━━━━━ Available data

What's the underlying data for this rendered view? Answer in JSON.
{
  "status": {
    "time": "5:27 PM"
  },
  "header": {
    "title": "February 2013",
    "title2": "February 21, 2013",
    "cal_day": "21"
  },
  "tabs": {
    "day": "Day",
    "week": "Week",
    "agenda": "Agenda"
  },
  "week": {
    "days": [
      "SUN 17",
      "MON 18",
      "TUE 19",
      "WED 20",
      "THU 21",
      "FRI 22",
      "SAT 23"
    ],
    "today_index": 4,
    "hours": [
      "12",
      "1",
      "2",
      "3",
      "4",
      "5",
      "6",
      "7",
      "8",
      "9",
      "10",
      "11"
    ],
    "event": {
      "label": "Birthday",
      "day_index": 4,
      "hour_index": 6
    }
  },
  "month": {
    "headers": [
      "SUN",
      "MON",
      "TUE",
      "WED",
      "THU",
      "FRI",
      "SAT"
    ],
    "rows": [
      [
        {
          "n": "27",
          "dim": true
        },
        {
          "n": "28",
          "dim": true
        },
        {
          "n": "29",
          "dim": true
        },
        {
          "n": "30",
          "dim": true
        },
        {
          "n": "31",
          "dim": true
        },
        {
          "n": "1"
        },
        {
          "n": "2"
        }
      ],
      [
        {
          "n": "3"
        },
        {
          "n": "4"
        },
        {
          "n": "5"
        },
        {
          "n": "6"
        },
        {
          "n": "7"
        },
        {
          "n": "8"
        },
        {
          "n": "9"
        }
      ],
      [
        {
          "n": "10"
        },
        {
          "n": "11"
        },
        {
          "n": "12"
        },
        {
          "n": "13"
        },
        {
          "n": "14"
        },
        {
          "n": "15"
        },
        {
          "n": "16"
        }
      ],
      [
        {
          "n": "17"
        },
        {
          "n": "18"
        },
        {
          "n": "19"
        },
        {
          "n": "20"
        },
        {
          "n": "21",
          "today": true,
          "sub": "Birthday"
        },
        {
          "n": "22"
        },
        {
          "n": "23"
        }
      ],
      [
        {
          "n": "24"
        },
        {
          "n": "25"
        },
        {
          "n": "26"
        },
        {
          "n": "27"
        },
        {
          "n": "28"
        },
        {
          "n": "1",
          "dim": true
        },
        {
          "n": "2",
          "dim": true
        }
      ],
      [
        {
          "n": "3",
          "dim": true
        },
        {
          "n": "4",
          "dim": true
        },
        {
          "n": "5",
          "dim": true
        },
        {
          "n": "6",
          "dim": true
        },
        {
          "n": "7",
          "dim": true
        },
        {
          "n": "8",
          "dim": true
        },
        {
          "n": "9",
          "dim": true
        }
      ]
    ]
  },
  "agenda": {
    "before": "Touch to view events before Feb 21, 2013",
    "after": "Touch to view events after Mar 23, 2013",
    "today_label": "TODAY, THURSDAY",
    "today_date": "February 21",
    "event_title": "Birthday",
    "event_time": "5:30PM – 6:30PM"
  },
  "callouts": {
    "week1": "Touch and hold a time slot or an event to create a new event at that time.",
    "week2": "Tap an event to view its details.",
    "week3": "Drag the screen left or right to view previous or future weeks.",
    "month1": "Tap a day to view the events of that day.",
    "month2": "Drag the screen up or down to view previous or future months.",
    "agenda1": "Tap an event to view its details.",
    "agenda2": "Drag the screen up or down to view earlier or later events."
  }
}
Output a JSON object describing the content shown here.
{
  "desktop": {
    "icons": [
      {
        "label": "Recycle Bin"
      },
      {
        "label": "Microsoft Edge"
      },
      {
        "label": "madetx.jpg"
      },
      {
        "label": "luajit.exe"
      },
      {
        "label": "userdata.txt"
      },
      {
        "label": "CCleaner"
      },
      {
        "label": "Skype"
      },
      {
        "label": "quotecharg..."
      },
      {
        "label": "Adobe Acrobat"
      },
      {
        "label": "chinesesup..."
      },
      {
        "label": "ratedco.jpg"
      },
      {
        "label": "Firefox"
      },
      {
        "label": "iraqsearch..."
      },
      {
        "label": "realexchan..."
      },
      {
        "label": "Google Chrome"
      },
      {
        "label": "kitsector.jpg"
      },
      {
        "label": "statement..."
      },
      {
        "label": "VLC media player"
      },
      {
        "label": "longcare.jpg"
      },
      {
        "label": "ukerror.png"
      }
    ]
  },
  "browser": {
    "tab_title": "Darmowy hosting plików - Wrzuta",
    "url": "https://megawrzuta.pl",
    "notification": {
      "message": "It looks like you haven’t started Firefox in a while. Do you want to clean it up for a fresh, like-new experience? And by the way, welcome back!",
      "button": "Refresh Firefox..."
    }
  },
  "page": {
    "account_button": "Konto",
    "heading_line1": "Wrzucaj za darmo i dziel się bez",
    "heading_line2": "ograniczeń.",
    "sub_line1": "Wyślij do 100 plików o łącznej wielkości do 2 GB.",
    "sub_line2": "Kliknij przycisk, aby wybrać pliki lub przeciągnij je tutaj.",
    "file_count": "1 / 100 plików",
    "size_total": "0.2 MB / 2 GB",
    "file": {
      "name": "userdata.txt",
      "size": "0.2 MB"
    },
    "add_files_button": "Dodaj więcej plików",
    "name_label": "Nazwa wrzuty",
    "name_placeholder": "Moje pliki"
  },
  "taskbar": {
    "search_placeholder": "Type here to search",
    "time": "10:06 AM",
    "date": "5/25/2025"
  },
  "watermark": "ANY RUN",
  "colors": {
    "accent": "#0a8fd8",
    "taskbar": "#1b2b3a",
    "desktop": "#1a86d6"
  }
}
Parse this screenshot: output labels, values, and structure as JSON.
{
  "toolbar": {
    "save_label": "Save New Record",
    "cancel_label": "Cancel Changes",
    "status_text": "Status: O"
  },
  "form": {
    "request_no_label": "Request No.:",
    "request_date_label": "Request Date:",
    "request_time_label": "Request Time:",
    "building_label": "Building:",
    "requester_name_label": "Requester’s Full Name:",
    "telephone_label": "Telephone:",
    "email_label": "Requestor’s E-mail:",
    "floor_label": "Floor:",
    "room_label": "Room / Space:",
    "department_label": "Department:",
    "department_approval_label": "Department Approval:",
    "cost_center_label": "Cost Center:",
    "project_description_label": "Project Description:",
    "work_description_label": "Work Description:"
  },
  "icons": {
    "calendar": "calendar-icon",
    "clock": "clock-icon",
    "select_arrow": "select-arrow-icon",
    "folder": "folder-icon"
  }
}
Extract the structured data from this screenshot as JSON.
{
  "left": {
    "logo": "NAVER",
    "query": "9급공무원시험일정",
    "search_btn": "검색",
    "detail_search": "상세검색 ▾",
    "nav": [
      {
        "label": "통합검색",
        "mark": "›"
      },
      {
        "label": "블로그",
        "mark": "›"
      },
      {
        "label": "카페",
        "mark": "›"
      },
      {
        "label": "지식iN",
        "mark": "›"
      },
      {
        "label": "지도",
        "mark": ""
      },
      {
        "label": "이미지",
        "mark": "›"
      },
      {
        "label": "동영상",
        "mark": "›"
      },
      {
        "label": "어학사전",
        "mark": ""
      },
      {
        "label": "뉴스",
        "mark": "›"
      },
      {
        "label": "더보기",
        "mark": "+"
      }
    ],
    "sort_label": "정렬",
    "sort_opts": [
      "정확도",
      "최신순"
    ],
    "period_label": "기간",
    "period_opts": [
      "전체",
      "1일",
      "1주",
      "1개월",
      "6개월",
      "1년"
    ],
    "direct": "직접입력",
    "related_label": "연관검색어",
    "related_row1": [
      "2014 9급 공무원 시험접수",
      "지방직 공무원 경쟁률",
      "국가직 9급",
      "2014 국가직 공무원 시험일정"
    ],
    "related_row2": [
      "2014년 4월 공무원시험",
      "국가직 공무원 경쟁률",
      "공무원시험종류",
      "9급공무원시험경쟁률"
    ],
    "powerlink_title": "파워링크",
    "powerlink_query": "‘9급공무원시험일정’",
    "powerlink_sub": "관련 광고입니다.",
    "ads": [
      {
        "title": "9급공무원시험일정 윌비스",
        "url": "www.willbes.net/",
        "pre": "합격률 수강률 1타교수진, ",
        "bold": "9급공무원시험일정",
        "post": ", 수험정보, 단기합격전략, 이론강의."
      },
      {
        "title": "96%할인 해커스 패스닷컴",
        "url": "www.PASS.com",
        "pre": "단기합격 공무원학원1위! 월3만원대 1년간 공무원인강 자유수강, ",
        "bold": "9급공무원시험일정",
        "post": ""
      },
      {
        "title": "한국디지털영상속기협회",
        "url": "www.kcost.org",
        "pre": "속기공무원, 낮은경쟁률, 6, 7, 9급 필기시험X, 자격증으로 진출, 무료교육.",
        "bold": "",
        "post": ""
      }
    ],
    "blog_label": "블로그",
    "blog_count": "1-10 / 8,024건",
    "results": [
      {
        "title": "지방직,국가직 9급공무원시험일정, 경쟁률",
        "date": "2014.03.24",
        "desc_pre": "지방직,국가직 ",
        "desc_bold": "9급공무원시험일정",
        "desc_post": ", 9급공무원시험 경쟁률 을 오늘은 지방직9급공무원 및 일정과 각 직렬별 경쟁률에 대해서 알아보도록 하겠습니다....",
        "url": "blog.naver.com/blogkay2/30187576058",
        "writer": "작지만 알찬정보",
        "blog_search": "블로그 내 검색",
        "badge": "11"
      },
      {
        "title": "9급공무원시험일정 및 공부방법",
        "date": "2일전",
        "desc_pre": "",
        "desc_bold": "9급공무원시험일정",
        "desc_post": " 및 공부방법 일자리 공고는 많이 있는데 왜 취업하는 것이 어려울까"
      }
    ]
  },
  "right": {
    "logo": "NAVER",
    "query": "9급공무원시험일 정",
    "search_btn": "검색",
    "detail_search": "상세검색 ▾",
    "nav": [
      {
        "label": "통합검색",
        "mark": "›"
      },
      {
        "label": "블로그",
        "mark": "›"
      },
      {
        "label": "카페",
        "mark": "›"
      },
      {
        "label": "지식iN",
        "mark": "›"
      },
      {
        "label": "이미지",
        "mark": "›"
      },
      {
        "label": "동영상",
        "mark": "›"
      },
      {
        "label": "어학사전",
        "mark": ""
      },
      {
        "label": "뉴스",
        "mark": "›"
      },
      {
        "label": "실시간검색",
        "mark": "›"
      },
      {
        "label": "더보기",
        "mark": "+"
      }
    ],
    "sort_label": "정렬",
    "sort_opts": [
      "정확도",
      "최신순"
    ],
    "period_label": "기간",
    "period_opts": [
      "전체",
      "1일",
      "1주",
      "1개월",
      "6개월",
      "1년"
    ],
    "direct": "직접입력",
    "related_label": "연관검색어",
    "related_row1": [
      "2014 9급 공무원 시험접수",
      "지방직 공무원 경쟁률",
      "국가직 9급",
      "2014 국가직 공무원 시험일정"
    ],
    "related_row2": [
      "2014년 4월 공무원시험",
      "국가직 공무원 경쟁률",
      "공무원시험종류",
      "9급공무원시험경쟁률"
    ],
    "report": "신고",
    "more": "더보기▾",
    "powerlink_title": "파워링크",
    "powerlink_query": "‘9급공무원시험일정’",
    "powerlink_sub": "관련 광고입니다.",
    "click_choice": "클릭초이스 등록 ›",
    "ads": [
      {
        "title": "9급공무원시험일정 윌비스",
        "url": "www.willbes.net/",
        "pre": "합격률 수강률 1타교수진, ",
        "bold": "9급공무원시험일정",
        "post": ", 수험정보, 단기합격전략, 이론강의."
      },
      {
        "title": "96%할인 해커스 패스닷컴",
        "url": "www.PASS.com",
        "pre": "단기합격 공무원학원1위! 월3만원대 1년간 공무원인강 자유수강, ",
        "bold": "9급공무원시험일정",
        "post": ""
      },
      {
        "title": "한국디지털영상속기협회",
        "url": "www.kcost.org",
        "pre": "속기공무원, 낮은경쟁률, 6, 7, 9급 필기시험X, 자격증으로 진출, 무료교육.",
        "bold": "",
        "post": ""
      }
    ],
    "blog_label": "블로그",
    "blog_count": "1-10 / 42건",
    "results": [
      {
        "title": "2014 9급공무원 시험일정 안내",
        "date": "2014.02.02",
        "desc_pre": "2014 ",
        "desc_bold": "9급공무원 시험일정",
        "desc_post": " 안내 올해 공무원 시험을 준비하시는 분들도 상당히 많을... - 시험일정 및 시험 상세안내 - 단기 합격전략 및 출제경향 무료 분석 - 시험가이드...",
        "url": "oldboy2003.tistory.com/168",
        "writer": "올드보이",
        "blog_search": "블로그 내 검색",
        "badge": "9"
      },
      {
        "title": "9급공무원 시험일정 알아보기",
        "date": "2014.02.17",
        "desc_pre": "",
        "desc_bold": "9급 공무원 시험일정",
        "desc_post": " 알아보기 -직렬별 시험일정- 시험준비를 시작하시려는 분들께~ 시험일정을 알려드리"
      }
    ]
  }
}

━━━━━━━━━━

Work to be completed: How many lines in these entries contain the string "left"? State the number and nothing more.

Solution to this exercise: 2